Assignment:
The records below need to be repeated exactly, though not their pictures.

Entries supplied:
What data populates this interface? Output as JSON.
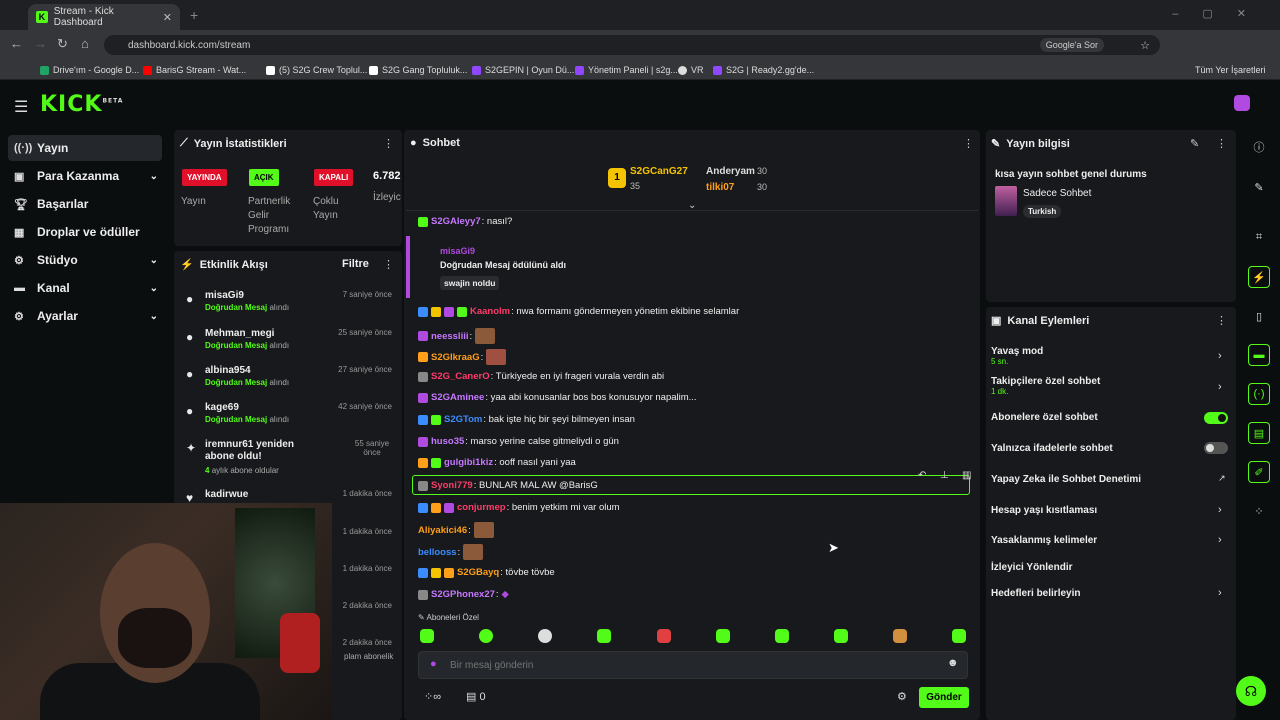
{
  "browser": {
    "tab_title": "Stream - Kick Dashboard",
    "url": "dashboard.kick.com/stream",
    "google_btn": "Google'a Sor",
    "bookmarks": [
      "Drive'ım - Google D...",
      "BarisG Stream - Wat...",
      "(5) S2G Crew Toplul...",
      "S2G Gang Topluluk...",
      "S2GEPIN | Oyun Dü...",
      "Yönetim Paneli | s2g...",
      "VR",
      "S2G | Ready2.gg'de..."
    ],
    "all_bookmarks": "Tüm Yer İşaretleri"
  },
  "logo": "KICK",
  "logo_beta": "BETA",
  "sidebar": {
    "items": [
      {
        "label": "Yayın"
      },
      {
        "label": "Para Kazanma"
      },
      {
        "label": "Başarılar"
      },
      {
        "label": "Droplar ve ödüller"
      },
      {
        "label": "Stüdyo"
      },
      {
        "label": "Kanal"
      },
      {
        "label": "Ayarlar"
      }
    ]
  },
  "stats": {
    "title": "Yayın İstatistikleri",
    "live_badge": "YAYINDA",
    "partner_badge": "AÇIK",
    "multi_badge": "KAPALI",
    "viewers": "6.782",
    "labels": {
      "stream": "Yayın",
      "partner1": "Partnerlik",
      "partner2": "Gelir",
      "partner3": "Programı",
      "multi1": "Çoklu",
      "multi2": "Yayın",
      "viewers": "İzleyic"
    }
  },
  "activity": {
    "title": "Etkinlik Akışı",
    "filter": "Filtre",
    "items": [
      {
        "name": "misaGi9",
        "time": "7 saniye önce",
        "reward": "Doğrudan Mesaj",
        "suffix": "alındı"
      },
      {
        "name": "Mehman_megi",
        "time": "25 saniye önce",
        "reward": "Doğrudan Mesaj",
        "suffix": "alındı"
      },
      {
        "name": "albina954",
        "time": "27 saniye önce",
        "reward": "Doğrudan Mesaj",
        "suffix": "alındı"
      },
      {
        "name": "kage69",
        "time": "42 saniye önce",
        "reward": "Doğrudan Mesaj",
        "suffix": "alındı"
      },
      {
        "name": "iremnur61 yeniden abone oldu!",
        "time": "55 saniye önce",
        "reward": "4",
        "suffix": "aylık abone oldular"
      },
      {
        "name": "kadirwue",
        "time": "1 dakika önce"
      },
      {
        "time": "1 dakika önce"
      },
      {
        "time": "1 dakika önce"
      },
      {
        "time": "2 dakika önce"
      },
      {
        "time": "2 dakika önce",
        "suffix": "plam abonelik"
      }
    ]
  },
  "chat": {
    "title": "Sohbet",
    "leader1": {
      "name": "S2GCanG27",
      "count": "35"
    },
    "leader2": {
      "name": "Anderyam",
      "count": "30"
    },
    "leader3": {
      "name": "tilki07",
      "count": "30"
    },
    "reward_user": "misaGi9",
    "reward_text": "Doğrudan Mesaj ödülünü aldı",
    "reward_note": "swajin noldu",
    "messages": [
      {
        "user": "S2GAleyy7",
        "text": ": nasıl?",
        "color": "#c678ff"
      },
      {
        "user": "Kaanolm",
        "text": ": nwa formamı göndermeyen yönetim ekibine selamlar",
        "color": "#ff3b6b"
      },
      {
        "user": "neessliii",
        "text": ":",
        "color": "#c678ff"
      },
      {
        "user": "S2GlkraaG",
        "text": ":",
        "color": "#ff9f1a"
      },
      {
        "user": "S2G_CanerO",
        "text": ": Türkiyede en iyi frageri vurala verdin abi",
        "color": "#ff3b6b"
      },
      {
        "user": "S2GAminee",
        "text": ": yaa abi konusanlar bos bos konusuyor napalim...",
        "color": "#c678ff"
      },
      {
        "user": "S2GTom",
        "text": ": bak işte hiç bir şeyi bilmeyen insan",
        "color": "#3b8cff"
      },
      {
        "user": "huso35",
        "text": ": marso yerine calse gitmeliydi o gün",
        "color": "#c678ff"
      },
      {
        "user": "gulgibi1kiz",
        "text": ": ooff nasıl yani yaa",
        "color": "#c678ff"
      },
      {
        "user": "Syoni779",
        "text": ": BUNLAR MAL AW @BarisG",
        "color": "#ff3b6b"
      },
      {
        "user": "conjurmep",
        "text": ": benim yetkim mi var olum",
        "color": "#ff3b6b"
      },
      {
        "user": "Aliyakici46",
        "text": ":",
        "color": "#ff9f1a"
      },
      {
        "user": "bellooss",
        "text": ":",
        "color": "#3b8cff"
      },
      {
        "user": "S2GBayq",
        "text": ": tövbe tövbe",
        "color": "#ff9f1a"
      },
      {
        "user": "S2GPhonex27",
        "text": ":",
        "color": "#c678ff"
      }
    ],
    "sub_only": "Aboneleri Özel",
    "input_placeholder": "Bir mesaj gönderin",
    "count": "0",
    "send": "Gönder"
  },
  "info": {
    "title": "Yayın bilgisi",
    "stream_title": "kısa yayın sohbet genel durums",
    "category": "Sadece Sohbet",
    "tag": "Turkish"
  },
  "actions": {
    "title": "Kanal Eylemleri",
    "items": [
      {
        "label": "Yavaş mod",
        "sub": "5 sn."
      },
      {
        "label": "Takipçilere özel sohbet",
        "sub": "1 dk."
      },
      {
        "label": "Abonelere özel sohbet"
      },
      {
        "label": "Yalnızca ifadelerle sohbet"
      },
      {
        "label": "Yapay Zeka ile Sohbet Denetimi"
      },
      {
        "label": "Hesap yaşı kısıtlaması"
      },
      {
        "label": "Yasaklanmış kelimeler"
      },
      {
        "label": "İzleyici Yönlendir"
      },
      {
        "label": "Hedefleri belirleyin"
      }
    ]
  },
  "colors": {
    "accent": "#53fc18",
    "live": "#e0102a"
  }
}
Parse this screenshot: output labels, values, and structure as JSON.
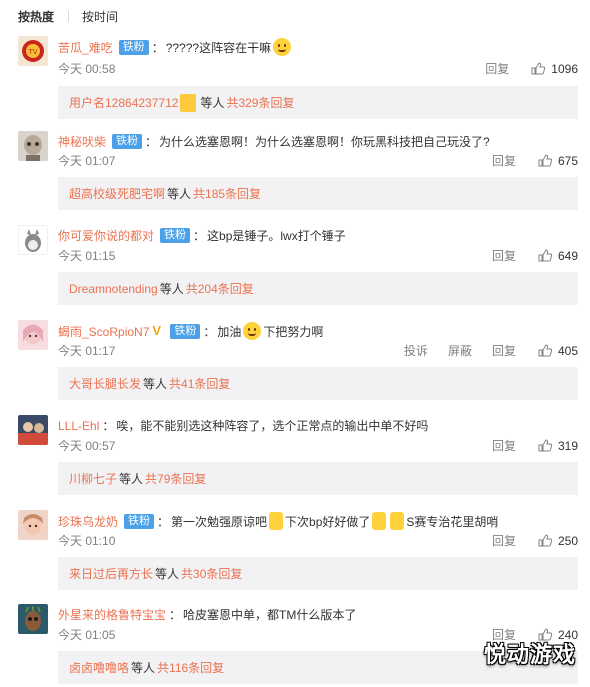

Response to the exercise:
What data populates this interface? Output as JSON.
{
  "browser": {
    "tab_title": "Stream - Kick Dashboard",
    "url": "dashboard.kick.com/stream",
    "google_btn": "Google'a Sor",
    "bookmarks": [
      "Drive'ım - Google D...",
      "BarisG Stream - Wat...",
      "(5) S2G Crew Toplul...",
      "S2G Gang Topluluk...",
      "S2GEPIN | Oyun Dü...",
      "Yönetim Paneli | s2g...",
      "VR",
      "S2G | Ready2.gg'de..."
    ],
    "all_bookmarks": "Tüm Yer İşaretleri"
  },
  "logo": "KICK",
  "logo_beta": "BETA",
  "sidebar": {
    "items": [
      {
        "label": "Yayın"
      },
      {
        "label": "Para Kazanma"
      },
      {
        "label": "Başarılar"
      },
      {
        "label": "Droplar ve ödüller"
      },
      {
        "label": "Stüdyo"
      },
      {
        "label": "Kanal"
      },
      {
        "label": "Ayarlar"
      }
    ]
  },
  "stats": {
    "title": "Yayın İstatistikleri",
    "live_badge": "YAYINDA",
    "partner_badge": "AÇIK",
    "multi_badge": "KAPALI",
    "viewers": "6.782",
    "labels": {
      "stream": "Yayın",
      "partner1": "Partnerlik",
      "partner2": "Gelir",
      "partner3": "Programı",
      "multi1": "Çoklu",
      "multi2": "Yayın",
      "viewers": "İzleyic"
    }
  },
  "activity": {
    "title": "Etkinlik Akışı",
    "filter": "Filtre",
    "items": [
      {
        "name": "misaGi9",
        "time": "7 saniye önce",
        "reward": "Doğrudan Mesaj",
        "suffix": "alındı"
      },
      {
        "name": "Mehman_megi",
        "time": "25 saniye önce",
        "reward": "Doğrudan Mesaj",
        "suffix": "alındı"
      },
      {
        "name": "albina954",
        "time": "27 saniye önce",
        "reward": "Doğrudan Mesaj",
        "suffix": "alındı"
      },
      {
        "name": "kage69",
        "time": "42 saniye önce",
        "reward": "Doğrudan Mesaj",
        "suffix": "alındı"
      },
      {
        "name": "iremnur61 yeniden abone oldu!",
        "time": "55 saniye önce",
        "reward": "4",
        "suffix": "aylık abone oldular"
      },
      {
        "name": "kadirwue",
        "time": "1 dakika önce"
      },
      {
        "time": "1 dakika önce"
      },
      {
        "time": "1 dakika önce"
      },
      {
        "time": "2 dakika önce"
      },
      {
        "time": "2 dakika önce",
        "suffix": "plam abonelik"
      }
    ]
  },
  "chat": {
    "title": "Sohbet",
    "leader1": {
      "name": "S2GCanG27",
      "count": "35"
    },
    "leader2": {
      "name": "Anderyam",
      "count": "30"
    },
    "leader3": {
      "name": "tilki07",
      "count": "30"
    },
    "reward_user": "misaGi9",
    "reward_text": "Doğrudan Mesaj ödülünü aldı",
    "reward_note": "swajin noldu",
    "messages": [
      {
        "user": "S2GAleyy7",
        "text": ": nasıl?",
        "color": "#c678ff"
      },
      {
        "user": "Kaanolm",
        "text": ": nwa formamı göndermeyen yönetim ekibine selamlar",
        "color": "#ff3b6b"
      },
      {
        "user": "neessliii",
        "text": ":",
        "color": "#c678ff"
      },
      {
        "user": "S2GlkraaG",
        "text": ":",
        "color": "#ff9f1a"
      },
      {
        "user": "S2G_CanerO",
        "text": ": Türkiyede en iyi frageri vurala verdin abi",
        "color": "#ff3b6b"
      },
      {
        "user": "S2GAminee",
        "text": ": yaa abi konusanlar bos bos konusuyor napalim...",
        "color": "#c678ff"
      },
      {
        "user": "S2GTom",
        "text": ": bak işte hiç bir şeyi bilmeyen insan",
        "color": "#3b8cff"
      },
      {
        "user": "huso35",
        "text": ": marso yerine calse gitmeliydi o gün",
        "color": "#c678ff"
      },
      {
        "user": "gulgibi1kiz",
        "text": ": ooff nasıl yani yaa",
        "color": "#c678ff"
      },
      {
        "user": "Syoni779",
        "text": ": BUNLAR MAL AW @BarisG",
        "color": "#ff3b6b"
      },
      {
        "user": "conjurmep",
        "text": ": benim yetkim mi var olum",
        "color": "#ff3b6b"
      },
      {
        "user": "Aliyakici46",
        "text": ":",
        "color": "#ff9f1a"
      },
      {
        "user": "bellooss",
        "text": ":",
        "color": "#3b8cff"
      },
      {
        "user": "S2GBayq",
        "text": ": tövbe tövbe",
        "color": "#ff9f1a"
      },
      {
        "user": "S2GPhonex27",
        "text": ":",
        "color": "#c678ff"
      }
    ],
    "sub_only": "Aboneleri Özel",
    "input_placeholder": "Bir mesaj gönderin",
    "count": "0",
    "send": "Gönder"
  },
  "info": {
    "title": "Yayın bilgisi",
    "stream_title": "kısa yayın sohbet genel durums",
    "category": "Sadece Sohbet",
    "tag": "Turkish"
  },
  "actions": {
    "title": "Kanal Eylemleri",
    "items": [
      {
        "label": "Yavaş mod",
        "sub": "5 sn."
      },
      {
        "label": "Takipçilere özel sohbet",
        "sub": "1 dk."
      },
      {
        "label": "Abonelere özel sohbet"
      },
      {
        "label": "Yalnızca ifadelerle sohbet"
      },
      {
        "label": "Yapay Zeka ile Sohbet Denetimi"
      },
      {
        "label": "Hesap yaşı kısıtlaması"
      },
      {
        "label": "Yasaklanmış kelimeler"
      },
      {
        "label": "İzleyici Yönlendir"
      },
      {
        "label": "Hedefleri belirleyin"
      }
    ]
  },
  "colors": {
    "accent": "#53fc18",
    "live": "#e0102a"
  }
}
Parse this screenshot: output labels, values, and structure as JSON.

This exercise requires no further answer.